> _Supplied entries_:
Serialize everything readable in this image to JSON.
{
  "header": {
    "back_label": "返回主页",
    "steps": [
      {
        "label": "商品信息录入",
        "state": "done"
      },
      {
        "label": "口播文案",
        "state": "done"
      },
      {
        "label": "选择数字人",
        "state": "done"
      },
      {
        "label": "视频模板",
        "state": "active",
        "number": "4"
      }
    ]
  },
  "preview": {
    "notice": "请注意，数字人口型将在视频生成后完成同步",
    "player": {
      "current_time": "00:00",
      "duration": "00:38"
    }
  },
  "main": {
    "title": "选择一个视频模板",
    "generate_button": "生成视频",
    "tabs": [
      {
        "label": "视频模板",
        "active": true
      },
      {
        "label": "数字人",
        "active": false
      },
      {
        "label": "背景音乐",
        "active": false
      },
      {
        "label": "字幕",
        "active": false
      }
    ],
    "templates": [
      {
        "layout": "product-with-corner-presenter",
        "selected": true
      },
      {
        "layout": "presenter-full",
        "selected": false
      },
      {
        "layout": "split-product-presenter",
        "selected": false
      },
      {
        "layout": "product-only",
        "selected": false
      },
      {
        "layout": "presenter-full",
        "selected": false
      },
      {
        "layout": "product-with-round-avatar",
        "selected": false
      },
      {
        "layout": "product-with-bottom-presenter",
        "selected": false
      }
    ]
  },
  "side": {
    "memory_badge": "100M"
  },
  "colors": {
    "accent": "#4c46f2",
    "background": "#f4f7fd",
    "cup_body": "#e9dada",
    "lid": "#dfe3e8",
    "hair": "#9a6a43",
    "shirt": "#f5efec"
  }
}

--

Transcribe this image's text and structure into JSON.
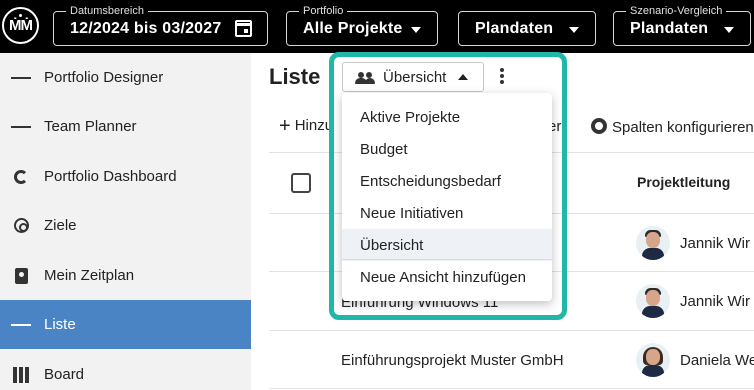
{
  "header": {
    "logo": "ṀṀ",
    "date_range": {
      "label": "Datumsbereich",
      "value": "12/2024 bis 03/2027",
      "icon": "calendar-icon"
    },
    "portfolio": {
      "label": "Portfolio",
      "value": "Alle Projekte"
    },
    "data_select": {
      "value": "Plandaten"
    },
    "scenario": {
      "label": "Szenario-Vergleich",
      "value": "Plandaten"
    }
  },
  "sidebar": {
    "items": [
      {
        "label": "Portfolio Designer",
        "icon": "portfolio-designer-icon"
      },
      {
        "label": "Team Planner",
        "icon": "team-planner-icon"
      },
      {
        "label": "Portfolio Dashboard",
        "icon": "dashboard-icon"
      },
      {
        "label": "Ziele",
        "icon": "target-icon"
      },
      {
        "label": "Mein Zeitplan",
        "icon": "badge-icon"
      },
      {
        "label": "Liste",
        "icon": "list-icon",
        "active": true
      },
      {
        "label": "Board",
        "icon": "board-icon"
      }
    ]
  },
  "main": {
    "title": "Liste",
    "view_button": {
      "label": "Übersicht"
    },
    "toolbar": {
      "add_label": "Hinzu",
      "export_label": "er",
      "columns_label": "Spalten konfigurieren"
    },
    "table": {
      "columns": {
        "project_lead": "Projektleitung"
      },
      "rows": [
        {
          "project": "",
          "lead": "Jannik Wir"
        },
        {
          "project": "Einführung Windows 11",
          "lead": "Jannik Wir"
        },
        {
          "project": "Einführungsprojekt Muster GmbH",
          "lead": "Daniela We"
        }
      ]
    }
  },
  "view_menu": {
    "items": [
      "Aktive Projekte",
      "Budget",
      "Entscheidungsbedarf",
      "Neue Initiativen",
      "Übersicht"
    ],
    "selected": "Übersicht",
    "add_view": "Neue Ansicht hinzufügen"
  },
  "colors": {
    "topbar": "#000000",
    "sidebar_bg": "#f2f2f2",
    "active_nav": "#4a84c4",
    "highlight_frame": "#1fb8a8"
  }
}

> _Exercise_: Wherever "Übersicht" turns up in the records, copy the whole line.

> _Response to the exercise_:
      "label": "Übersicht"
      "Übersicht"
    "selected": "Übersicht",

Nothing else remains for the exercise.